Written by Laura J. Moss
Ask the ‘expurrts’
Before you embark on a trip with your feline friend, consult your veterinarian to ensure your pet is in good health and up to date on vaccinations and medications. If you’re planning a long excursion, you may also want to inquire about potentially treating your cat for motion sickness.
It may be tempting to have your cat curl up in your lap while you drive, but it’s safer for both of you if he or she is tucked safely into a carrier. A startled cat may dart about the vehicle or hide at your feet, creating a potentially unsafe environment for the driver. Plus, having your cat restrained in a secure carrier can help keep both of you safe in the event of a sudden stop.
Leashes aren’t just for dogs

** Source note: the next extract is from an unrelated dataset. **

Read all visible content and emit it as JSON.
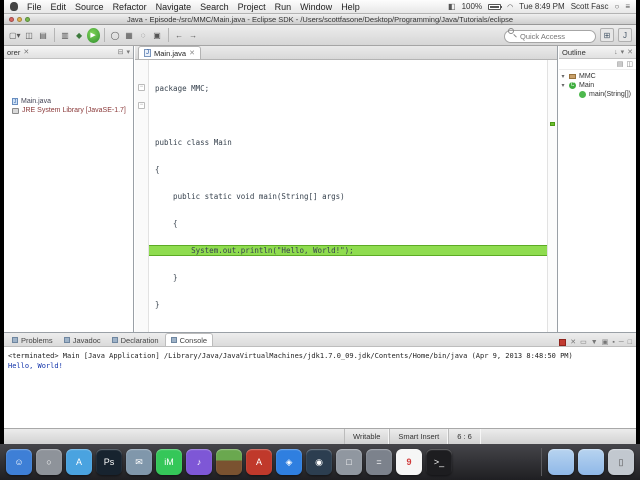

Travelers appreciate the opportunity to stretch their legs on a road trip, but if you plan to let your kitty out of the car, find a quiet area for a pit stop. Before you hit the road, ensure your cat has a snug-fitting harness and is comfortable on a leash. Your cat should also wear a collar with up-to-date tags. However, never attach a leash to your cat’s collar as this could cause choking.